3. Hierarchy Extraordinaire. Hierarchy was not emphasized by Eichenwald. Instead he focused on bureaucracy. The ex-Microsoft executives I interviewed said that each manager had an average of six people reporting to them, and that the hierarchy extended downward to deeper and deeper levels. This “model” reminds one of network marketing structures. It is the way you “count coup,” which is a warrior’s way of counting heads taken in a battle. It is how you get status in a tribe, including the Microsoft tribe. No wonder there was so much bureaucracy. I will say more about the irresponsibility of this practice in a moment.

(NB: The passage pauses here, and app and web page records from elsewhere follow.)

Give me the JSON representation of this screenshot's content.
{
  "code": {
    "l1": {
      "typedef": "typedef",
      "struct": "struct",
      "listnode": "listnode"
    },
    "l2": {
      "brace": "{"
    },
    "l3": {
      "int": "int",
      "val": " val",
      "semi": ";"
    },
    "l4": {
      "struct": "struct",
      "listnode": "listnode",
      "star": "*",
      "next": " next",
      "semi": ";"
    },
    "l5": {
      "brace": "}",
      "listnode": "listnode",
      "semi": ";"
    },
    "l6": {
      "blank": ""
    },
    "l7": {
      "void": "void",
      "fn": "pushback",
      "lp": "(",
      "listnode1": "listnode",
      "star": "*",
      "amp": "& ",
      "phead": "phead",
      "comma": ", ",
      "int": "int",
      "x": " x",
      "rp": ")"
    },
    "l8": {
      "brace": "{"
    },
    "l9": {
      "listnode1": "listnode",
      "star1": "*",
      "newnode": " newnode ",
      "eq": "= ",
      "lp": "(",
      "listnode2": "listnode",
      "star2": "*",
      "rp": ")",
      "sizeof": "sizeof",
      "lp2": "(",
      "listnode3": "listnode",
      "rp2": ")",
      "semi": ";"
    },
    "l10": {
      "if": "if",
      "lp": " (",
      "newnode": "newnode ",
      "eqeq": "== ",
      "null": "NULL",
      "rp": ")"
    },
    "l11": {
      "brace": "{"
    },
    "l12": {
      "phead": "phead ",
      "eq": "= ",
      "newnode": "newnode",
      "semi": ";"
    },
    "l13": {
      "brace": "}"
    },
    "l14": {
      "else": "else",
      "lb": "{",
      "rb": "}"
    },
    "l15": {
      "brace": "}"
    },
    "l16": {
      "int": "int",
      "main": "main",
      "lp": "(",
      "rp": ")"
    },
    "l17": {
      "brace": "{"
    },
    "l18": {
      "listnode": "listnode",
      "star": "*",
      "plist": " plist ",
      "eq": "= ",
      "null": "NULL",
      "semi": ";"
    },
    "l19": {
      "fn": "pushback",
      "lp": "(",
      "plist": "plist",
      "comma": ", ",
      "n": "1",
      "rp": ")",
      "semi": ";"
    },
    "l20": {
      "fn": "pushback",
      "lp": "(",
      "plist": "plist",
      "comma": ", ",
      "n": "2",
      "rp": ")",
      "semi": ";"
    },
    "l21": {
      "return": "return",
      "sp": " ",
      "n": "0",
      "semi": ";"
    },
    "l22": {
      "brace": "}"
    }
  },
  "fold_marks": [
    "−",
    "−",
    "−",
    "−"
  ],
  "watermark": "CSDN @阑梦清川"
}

4. Squash Personal Agency Tied to Customers. In 1998, one Microsoft group came up with an innovative idea and, after thinking about ways to position the product, felt they had a chance to leapfrog some competitive offerings. They presented leadership with a prototype e-reader ready to go. But when the technology group presented it Bill Gates, he promptly gave it a thumbs-down, claiming it wasn’t right for Microsoft. “He didn’t like the user interface, because it didn’t look like Windows,” a programmer involved in the project recalls.
The substitution of product personality traits—e.g. “looks like Windows”—for critical thinking about markets and customers is not a good practice, especially within leadership. The sign on the door effectively reads, “no innovations allowed” unless they look pretty much exactly like what we already do.

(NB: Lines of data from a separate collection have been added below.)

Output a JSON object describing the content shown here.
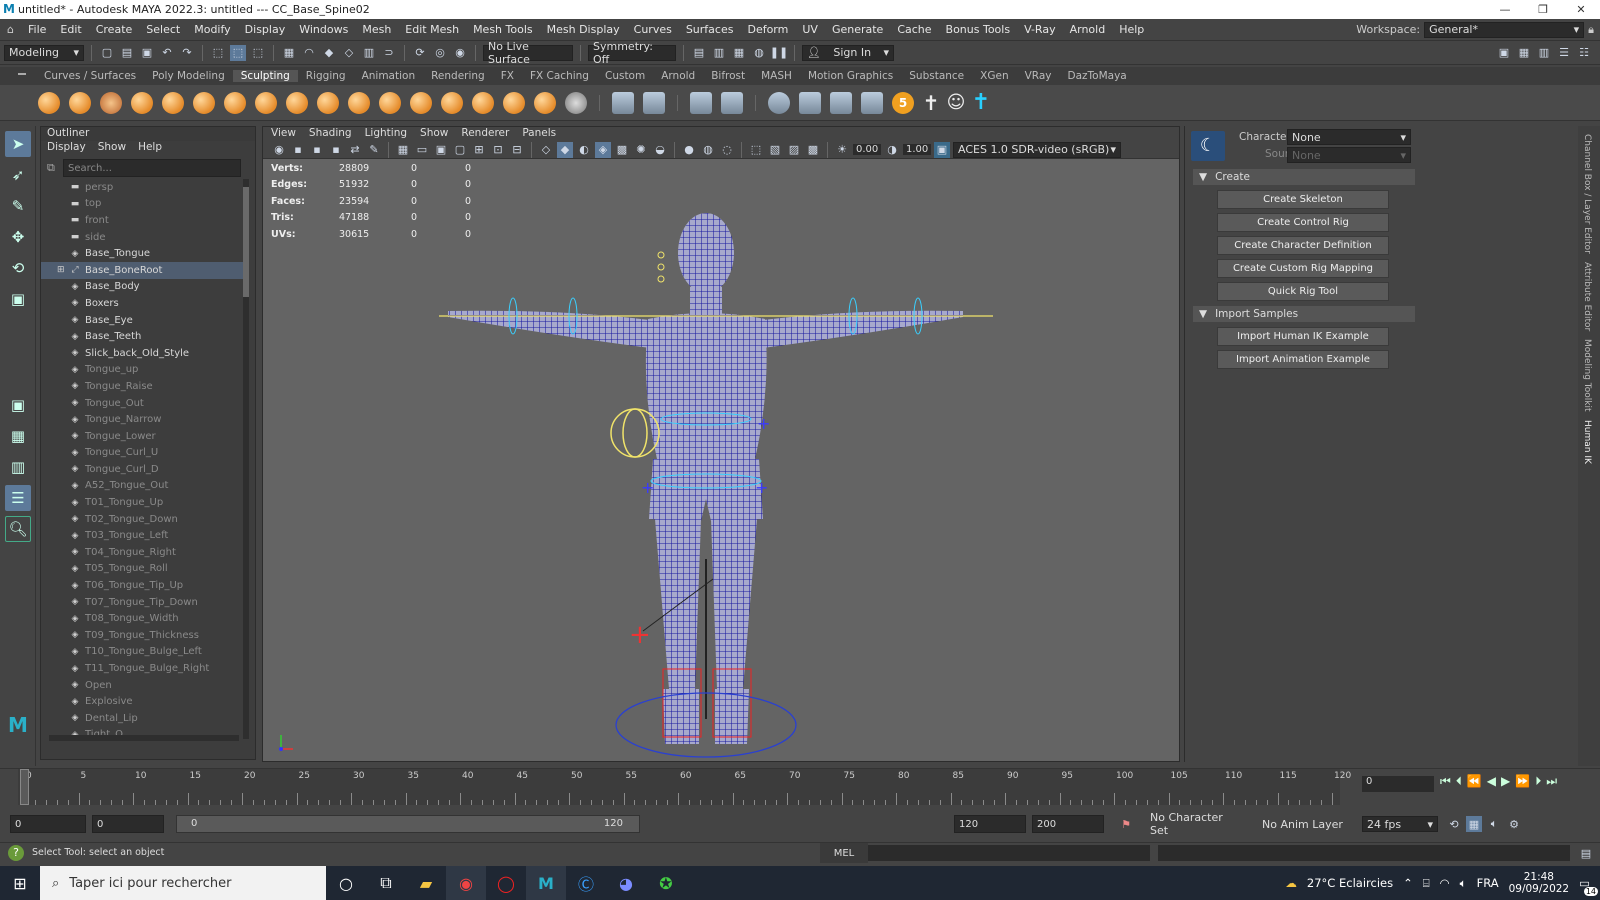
{
  "window": {
    "title": "untitled* - Autodesk MAYA 2022.3: untitled   ---   CC_Base_Spine02",
    "controls": [
      "—",
      "❐",
      "✕"
    ]
  },
  "menubar": {
    "items": [
      "File",
      "Edit",
      "Create",
      "Select",
      "Modify",
      "Display",
      "Windows",
      "Mesh",
      "Edit Mesh",
      "Mesh Tools",
      "Mesh Display",
      "Curves",
      "Surfaces",
      "Deform",
      "UV",
      "Generate",
      "Cache",
      "Bonus Tools",
      "V-Ray",
      "Arnold",
      "Help"
    ],
    "workspace_label": "Workspace:",
    "workspace_value": "General*"
  },
  "statusline": {
    "menu_set": "Modeling",
    "live_surface": "No Live Surface",
    "symmetry": "Symmetry: Off",
    "signin": "Sign In"
  },
  "shelf": {
    "tabs": [
      "Curves / Surfaces",
      "Poly Modeling",
      "Sculpting",
      "Rigging",
      "Animation",
      "Rendering",
      "FX",
      "FX Caching",
      "Custom",
      "Arnold",
      "Bifrost",
      "MASH",
      "Motion Graphics",
      "Substance",
      "XGen",
      "VRay",
      "DazToMaya"
    ],
    "active_tab": "Sculpting"
  },
  "outliner": {
    "title": "Outliner",
    "menu": [
      "Display",
      "Show",
      "Help"
    ],
    "search_placeholder": "Search...",
    "rows": [
      {
        "name": "persp",
        "icon": "camera-icon",
        "dim": true
      },
      {
        "name": "top",
        "icon": "camera-icon",
        "dim": true
      },
      {
        "name": "front",
        "icon": "camera-icon",
        "dim": true
      },
      {
        "name": "side",
        "icon": "camera-icon",
        "dim": true
      },
      {
        "name": "Base_Tongue",
        "icon": "mesh-icon",
        "dim": false
      },
      {
        "name": "Base_BoneRoot",
        "icon": "joint-icon",
        "dim": false,
        "selected": true
      },
      {
        "name": "Base_Body",
        "icon": "mesh-icon",
        "dim": false
      },
      {
        "name": "Boxers",
        "icon": "mesh-icon",
        "dim": false
      },
      {
        "name": "Base_Eye",
        "icon": "mesh-icon",
        "dim": false
      },
      {
        "name": "Base_Teeth",
        "icon": "mesh-icon",
        "dim": false
      },
      {
        "name": "Slick_back_Old_Style",
        "icon": "mesh-icon",
        "dim": false
      },
      {
        "name": "Tongue_up",
        "icon": "mesh-icon",
        "dim": true
      },
      {
        "name": "Tongue_Raise",
        "icon": "mesh-icon",
        "dim": true
      },
      {
        "name": "Tongue_Out",
        "icon": "mesh-icon",
        "dim": true
      },
      {
        "name": "Tongue_Narrow",
        "icon": "mesh-icon",
        "dim": true
      },
      {
        "name": "Tongue_Lower",
        "icon": "mesh-icon",
        "dim": true
      },
      {
        "name": "Tongue_Curl_U",
        "icon": "mesh-icon",
        "dim": true
      },
      {
        "name": "Tongue_Curl_D",
        "icon": "mesh-icon",
        "dim": true
      },
      {
        "name": "A52_Tongue_Out",
        "icon": "mesh-icon",
        "dim": true
      },
      {
        "name": "T01_Tongue_Up",
        "icon": "mesh-icon",
        "dim": true
      },
      {
        "name": "T02_Tongue_Down",
        "icon": "mesh-icon",
        "dim": true
      },
      {
        "name": "T03_Tongue_Left",
        "icon": "mesh-icon",
        "dim": true
      },
      {
        "name": "T04_Tongue_Right",
        "icon": "mesh-icon",
        "dim": true
      },
      {
        "name": "T05_Tongue_Roll",
        "icon": "mesh-icon",
        "dim": true
      },
      {
        "name": "T06_Tongue_Tip_Up",
        "icon": "mesh-icon",
        "dim": true
      },
      {
        "name": "T07_Tongue_Tip_Down",
        "icon": "mesh-icon",
        "dim": true
      },
      {
        "name": "T08_Tongue_Width",
        "icon": "mesh-icon",
        "dim": true
      },
      {
        "name": "T09_Tongue_Thickness",
        "icon": "mesh-icon",
        "dim": true
      },
      {
        "name": "T10_Tongue_Bulge_Left",
        "icon": "mesh-icon",
        "dim": true
      },
      {
        "name": "T11_Tongue_Bulge_Right",
        "icon": "mesh-icon",
        "dim": true
      },
      {
        "name": "Open",
        "icon": "mesh-icon",
        "dim": true
      },
      {
        "name": "Explosive",
        "icon": "mesh-icon",
        "dim": true
      },
      {
        "name": "Dental_Lip",
        "icon": "mesh-icon",
        "dim": true
      },
      {
        "name": "Tight_O",
        "icon": "mesh-icon",
        "dim": true
      }
    ]
  },
  "viewport": {
    "menu": [
      "View",
      "Shading",
      "Lighting",
      "Show",
      "Renderer",
      "Panels"
    ],
    "exposure": "0.00",
    "gamma": "1.00",
    "colorspace": "ACES 1.0 SDR-video (sRGB)",
    "hud": [
      {
        "label": "Verts:",
        "v": "28809",
        "a": "0",
        "b": "0"
      },
      {
        "label": "Edges:",
        "v": "51932",
        "a": "0",
        "b": "0"
      },
      {
        "label": "Faces:",
        "v": "23594",
        "a": "0",
        "b": "0"
      },
      {
        "label": "Tris:",
        "v": "47188",
        "a": "0",
        "b": "0"
      },
      {
        "label": "UVs:",
        "v": "30615",
        "a": "0",
        "b": "0"
      }
    ]
  },
  "hik": {
    "character_label": "Character:",
    "character_value": "None",
    "source_label": "Source:",
    "source_value": "None",
    "create_section": "Create",
    "create_buttons": [
      "Create Skeleton",
      "Create Control Rig",
      "Create Character Definition",
      "Create Custom Rig Mapping",
      "Quick Rig Tool"
    ],
    "import_section": "Import Samples",
    "import_buttons": [
      "Import Human IK Example",
      "Import Animation Example"
    ]
  },
  "side_tabs": [
    "Channel Box / Layer Editor",
    "Attribute Editor",
    "Modeling Toolkit",
    "Human IK"
  ],
  "timeslider": {
    "ticks": [
      "0",
      "5",
      "10",
      "15",
      "20",
      "25",
      "30",
      "35",
      "40",
      "45",
      "50",
      "55",
      "60",
      "65",
      "70",
      "75",
      "80",
      "85",
      "90",
      "95",
      "100",
      "105",
      "110",
      "115",
      "120"
    ],
    "current_frame": "0"
  },
  "range": {
    "start": "0",
    "inner_start": "0",
    "slider_start": "0",
    "slider_end": "120",
    "end": "120",
    "outer_end": "200",
    "character_set": "No Character Set",
    "anim_layer": "No Anim Layer",
    "fps": "24 fps"
  },
  "cmdline": {
    "help": "Select Tool: select an object",
    "lang": "MEL"
  },
  "taskbar": {
    "search_placeholder": "Taper ici pour rechercher",
    "weather": "27°C  Eclaircies",
    "lang": "FRA",
    "time": "21:48",
    "date": "09/09/2022",
    "notifications": "14"
  }
}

The irresponsibility of this stance is highlighted by a comparison of Microsoft with Gore Products. In The Responsible Business, I speak about Gore as a jazz organization where no hierarchy exists. Leaders are elected. Each person’s contribution to the company is evaluated by a team that they have chosen themself. The entire evaluation process is based on improving the performance of a customer in their industry and work. It is all externally focused, not about the business but about the business’s customers and their businesses and successes.
5. Punish Strategic Competitive Thinking. The Microsoft group that came up with the competitive e-reader was sent to innovation hell. They were made to report to someone who would keep them in line and to work on projects that did not matter. How was that irresponsible? Reread everything I’ve written here so far.
Microsoft does not connect to real customer lives in product offerings. Their leaders missed the market that Facebook saw for young people who wanted to stay in touch. A young engineer told them that Messenger could be evolved to compete effectively and that they already controlled a big segment of the networking market. He was ignored. We don’t know if he left, was fired, or lost his spirit and did as he was told.
The crazy thing is that Microsoft’s practices work against the best interests of the company and its shareholders. The fiduciary responsibility should be called into question. No protection should be acceptable for Microsoft leadership, given the implications to the value of the company and the impact on society. I wrote The Responsible Business precisely because I wanted to offer the powerful alternatives to this kind of management. These responsible alternatives have been proven over four decades not only to make a better society and healthier planet, but to build great businesses. The Microsoft story would be tragic, if it weren’t so blatantly stupid on the part Microsoft’s leaders.